Activity: In the records, each line holding "image" must be reported.

Task material:
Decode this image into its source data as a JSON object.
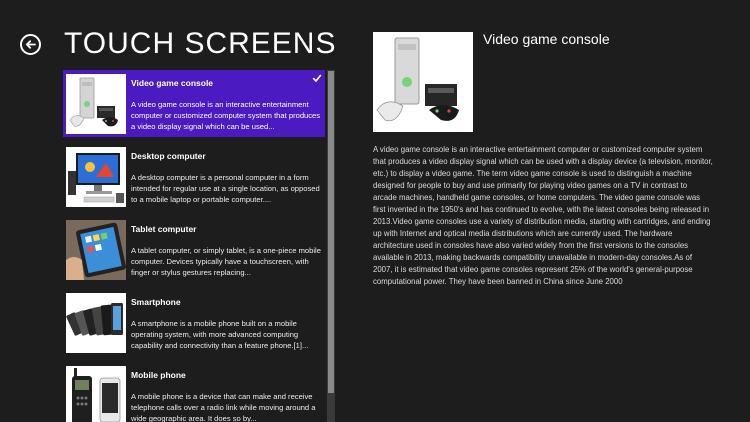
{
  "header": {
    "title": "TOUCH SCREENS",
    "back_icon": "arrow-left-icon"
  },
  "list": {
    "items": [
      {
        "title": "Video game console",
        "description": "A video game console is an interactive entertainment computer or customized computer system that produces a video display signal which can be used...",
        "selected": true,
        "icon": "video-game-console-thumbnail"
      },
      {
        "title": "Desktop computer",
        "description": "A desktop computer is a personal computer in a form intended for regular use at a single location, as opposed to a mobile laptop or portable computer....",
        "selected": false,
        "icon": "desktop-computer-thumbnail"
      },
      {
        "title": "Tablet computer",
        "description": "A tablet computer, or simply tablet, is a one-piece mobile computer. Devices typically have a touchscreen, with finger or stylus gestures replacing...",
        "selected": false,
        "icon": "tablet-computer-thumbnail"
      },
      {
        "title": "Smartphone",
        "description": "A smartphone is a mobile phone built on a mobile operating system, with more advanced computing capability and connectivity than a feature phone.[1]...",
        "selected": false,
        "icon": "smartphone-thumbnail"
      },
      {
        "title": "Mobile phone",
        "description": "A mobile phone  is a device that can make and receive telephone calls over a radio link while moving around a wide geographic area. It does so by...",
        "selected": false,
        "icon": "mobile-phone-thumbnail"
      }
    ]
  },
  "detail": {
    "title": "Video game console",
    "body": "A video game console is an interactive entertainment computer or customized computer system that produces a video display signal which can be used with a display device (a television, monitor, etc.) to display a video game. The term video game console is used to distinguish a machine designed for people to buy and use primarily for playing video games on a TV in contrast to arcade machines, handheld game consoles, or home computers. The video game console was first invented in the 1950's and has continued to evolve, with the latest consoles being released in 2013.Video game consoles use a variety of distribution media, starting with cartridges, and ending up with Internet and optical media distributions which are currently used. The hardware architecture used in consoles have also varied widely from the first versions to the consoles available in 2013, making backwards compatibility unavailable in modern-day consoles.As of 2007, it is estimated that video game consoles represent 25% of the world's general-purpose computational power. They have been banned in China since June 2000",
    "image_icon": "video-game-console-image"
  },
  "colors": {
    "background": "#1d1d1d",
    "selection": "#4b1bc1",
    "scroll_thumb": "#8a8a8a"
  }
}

Exercise output:
Decode this image into its source data as a JSON object.
    "image_icon": "video-game-console-image"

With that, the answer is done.